• [Task instructions]
Note the line where "Serialize everything readable" appears in the data below; write it out exactly, along with every line that comes after it to the end.

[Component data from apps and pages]

......

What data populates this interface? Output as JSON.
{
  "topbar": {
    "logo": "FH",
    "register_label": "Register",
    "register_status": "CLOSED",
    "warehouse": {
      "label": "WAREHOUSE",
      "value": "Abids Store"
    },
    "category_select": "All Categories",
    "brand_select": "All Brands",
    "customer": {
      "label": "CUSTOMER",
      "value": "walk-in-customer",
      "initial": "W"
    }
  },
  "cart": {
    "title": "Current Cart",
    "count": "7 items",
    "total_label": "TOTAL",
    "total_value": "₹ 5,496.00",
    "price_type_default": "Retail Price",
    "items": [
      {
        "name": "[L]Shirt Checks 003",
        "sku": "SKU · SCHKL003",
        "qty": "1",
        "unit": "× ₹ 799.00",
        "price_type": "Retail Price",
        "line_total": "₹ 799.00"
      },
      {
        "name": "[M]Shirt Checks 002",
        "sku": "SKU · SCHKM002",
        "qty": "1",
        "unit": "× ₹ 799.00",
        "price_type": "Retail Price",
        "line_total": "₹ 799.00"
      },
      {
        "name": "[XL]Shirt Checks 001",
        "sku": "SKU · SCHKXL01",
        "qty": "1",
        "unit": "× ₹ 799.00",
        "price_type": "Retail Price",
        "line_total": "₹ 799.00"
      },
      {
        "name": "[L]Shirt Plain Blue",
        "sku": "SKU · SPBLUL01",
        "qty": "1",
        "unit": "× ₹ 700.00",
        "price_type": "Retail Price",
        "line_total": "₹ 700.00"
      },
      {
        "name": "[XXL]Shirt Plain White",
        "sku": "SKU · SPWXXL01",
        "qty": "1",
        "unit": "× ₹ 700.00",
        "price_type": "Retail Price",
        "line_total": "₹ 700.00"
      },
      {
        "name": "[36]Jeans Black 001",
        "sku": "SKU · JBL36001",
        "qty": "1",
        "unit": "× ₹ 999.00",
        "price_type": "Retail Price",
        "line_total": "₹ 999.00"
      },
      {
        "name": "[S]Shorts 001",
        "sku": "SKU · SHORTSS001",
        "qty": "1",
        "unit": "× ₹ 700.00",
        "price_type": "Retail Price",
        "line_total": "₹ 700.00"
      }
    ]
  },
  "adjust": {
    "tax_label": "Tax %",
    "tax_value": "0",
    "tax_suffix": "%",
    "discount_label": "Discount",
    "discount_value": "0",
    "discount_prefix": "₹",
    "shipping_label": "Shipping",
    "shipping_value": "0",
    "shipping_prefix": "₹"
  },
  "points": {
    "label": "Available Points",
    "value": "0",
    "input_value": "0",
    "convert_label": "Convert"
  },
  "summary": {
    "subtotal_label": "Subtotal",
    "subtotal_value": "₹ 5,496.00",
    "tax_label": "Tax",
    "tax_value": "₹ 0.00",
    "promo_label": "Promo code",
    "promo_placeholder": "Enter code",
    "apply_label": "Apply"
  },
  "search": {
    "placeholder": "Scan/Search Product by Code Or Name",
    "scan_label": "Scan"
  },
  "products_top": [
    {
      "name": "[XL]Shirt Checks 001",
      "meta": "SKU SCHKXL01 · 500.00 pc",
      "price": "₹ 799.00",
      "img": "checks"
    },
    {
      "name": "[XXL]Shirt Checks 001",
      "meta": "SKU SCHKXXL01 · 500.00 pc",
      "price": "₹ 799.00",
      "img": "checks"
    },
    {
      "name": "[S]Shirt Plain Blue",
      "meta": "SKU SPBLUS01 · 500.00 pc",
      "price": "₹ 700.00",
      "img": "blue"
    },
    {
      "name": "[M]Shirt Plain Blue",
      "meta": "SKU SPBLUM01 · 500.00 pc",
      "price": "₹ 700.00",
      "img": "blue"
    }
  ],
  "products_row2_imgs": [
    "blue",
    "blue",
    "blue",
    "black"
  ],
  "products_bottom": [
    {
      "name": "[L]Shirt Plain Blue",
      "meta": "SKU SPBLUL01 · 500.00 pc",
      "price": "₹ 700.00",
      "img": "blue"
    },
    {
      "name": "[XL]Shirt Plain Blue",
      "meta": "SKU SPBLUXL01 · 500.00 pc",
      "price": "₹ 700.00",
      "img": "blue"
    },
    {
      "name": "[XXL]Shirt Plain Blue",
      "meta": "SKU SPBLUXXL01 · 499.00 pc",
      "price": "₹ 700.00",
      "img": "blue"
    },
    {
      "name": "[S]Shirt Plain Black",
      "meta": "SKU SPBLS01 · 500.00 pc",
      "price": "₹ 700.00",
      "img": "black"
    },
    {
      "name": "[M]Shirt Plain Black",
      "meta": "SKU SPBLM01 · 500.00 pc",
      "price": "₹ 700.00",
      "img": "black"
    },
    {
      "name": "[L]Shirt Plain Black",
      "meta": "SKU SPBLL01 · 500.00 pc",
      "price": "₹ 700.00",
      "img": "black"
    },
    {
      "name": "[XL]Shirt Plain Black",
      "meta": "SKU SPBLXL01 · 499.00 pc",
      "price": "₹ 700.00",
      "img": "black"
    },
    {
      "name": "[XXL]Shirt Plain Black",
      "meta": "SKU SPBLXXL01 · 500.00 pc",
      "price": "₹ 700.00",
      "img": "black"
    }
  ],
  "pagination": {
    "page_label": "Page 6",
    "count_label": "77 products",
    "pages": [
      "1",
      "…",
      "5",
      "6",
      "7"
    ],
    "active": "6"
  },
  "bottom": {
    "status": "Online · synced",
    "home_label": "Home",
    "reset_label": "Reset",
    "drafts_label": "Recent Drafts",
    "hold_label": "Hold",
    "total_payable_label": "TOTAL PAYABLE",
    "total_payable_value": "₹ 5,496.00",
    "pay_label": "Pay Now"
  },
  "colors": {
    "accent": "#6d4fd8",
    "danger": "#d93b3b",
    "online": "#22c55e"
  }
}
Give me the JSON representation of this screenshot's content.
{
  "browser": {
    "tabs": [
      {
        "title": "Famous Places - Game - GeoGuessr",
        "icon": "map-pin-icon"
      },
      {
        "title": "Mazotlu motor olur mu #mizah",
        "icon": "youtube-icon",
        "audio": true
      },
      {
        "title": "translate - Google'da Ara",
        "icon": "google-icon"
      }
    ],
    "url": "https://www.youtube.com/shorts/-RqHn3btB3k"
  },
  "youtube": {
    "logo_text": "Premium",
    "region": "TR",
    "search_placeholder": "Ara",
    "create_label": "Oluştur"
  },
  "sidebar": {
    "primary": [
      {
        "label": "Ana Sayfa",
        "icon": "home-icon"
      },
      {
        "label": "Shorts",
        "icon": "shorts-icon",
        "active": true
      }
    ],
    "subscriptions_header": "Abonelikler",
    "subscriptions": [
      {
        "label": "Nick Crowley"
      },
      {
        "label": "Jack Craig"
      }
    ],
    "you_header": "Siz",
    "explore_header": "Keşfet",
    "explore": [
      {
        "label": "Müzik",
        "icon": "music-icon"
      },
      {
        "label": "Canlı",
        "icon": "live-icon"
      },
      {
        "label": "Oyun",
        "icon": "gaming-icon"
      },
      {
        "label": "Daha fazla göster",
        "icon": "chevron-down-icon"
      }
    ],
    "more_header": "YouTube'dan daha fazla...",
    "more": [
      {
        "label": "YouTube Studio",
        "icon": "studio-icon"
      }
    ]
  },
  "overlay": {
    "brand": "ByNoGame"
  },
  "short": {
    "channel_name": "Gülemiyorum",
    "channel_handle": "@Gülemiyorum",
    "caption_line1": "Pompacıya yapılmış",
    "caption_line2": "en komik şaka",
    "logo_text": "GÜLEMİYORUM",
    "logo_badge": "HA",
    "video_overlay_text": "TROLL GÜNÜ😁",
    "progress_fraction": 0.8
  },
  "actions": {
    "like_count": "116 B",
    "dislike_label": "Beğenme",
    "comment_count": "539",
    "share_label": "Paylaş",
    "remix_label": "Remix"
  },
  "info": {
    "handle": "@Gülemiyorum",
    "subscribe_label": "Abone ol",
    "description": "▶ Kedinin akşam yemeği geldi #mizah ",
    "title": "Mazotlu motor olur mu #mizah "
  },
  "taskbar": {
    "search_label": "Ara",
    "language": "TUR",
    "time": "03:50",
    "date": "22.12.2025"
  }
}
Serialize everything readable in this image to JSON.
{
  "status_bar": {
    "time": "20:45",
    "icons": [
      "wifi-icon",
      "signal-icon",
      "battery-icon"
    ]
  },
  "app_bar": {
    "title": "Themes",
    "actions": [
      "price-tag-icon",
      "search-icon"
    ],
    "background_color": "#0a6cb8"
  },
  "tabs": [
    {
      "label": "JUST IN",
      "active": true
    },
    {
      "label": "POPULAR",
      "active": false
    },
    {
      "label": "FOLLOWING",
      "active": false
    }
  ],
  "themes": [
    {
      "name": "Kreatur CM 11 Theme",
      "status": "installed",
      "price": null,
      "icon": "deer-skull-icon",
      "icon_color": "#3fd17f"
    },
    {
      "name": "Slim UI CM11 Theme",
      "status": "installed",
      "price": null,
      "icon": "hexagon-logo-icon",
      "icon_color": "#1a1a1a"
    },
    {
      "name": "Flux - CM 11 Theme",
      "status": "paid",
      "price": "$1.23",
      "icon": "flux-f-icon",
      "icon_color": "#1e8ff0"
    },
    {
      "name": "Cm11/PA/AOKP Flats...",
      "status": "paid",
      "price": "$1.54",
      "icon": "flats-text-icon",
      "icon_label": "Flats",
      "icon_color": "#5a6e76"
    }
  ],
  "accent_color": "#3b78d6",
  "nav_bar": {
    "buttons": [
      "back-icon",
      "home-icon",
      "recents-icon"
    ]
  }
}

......

• [Exercise result]
Serialize everything readable in this image to JSON.
{
  "status_bar": {
    "time": "20:45",
    "icons": [
      "wifi-icon",
      "signal-icon",
      "battery-icon"
    ]
  },
  "app_bar": {
    "title": "Themes",
    "actions": [
      "price-tag-icon",
      "search-icon"
    ],
    "background_color": "#0a6cb8"
  },
  "tabs": [
    {
      "label": "JUST IN",
      "active": true
    },
    {
      "label": "POPULAR",
      "active": false
    },
    {
      "label": "FOLLOWING",
      "active": false
    }
  ],
  "themes": [
    {
      "name": "Kreatur CM 11 Theme",
      "status": "installed",
      "price": null,
      "icon": "deer-skull-icon",
      "icon_color": "#3fd17f"
    },
    {
      "name": "Slim UI CM11 Theme",
      "status": "installed",
      "price": null,
      "icon": "hexagon-logo-icon",
      "icon_color": "#1a1a1a"
    },
    {
      "name": "Flux - CM 11 Theme",
      "status": "paid",
      "price": "$1.23",
      "icon": "flux-f-icon",
      "icon_color": "#1e8ff0"
    },
    {
      "name": "Cm11/PA/AOKP Flats...",
      "status": "paid",
      "price": "$1.54",
      "icon": "flats-text-icon",
      "icon_label": "Flats",
      "icon_color": "#5a6e76"
    }
  ],
  "accent_color": "#3b78d6",
  "nav_bar": {
    "buttons": [
      "back-icon",
      "home-icon",
      "recents-icon"
    ]
  }
}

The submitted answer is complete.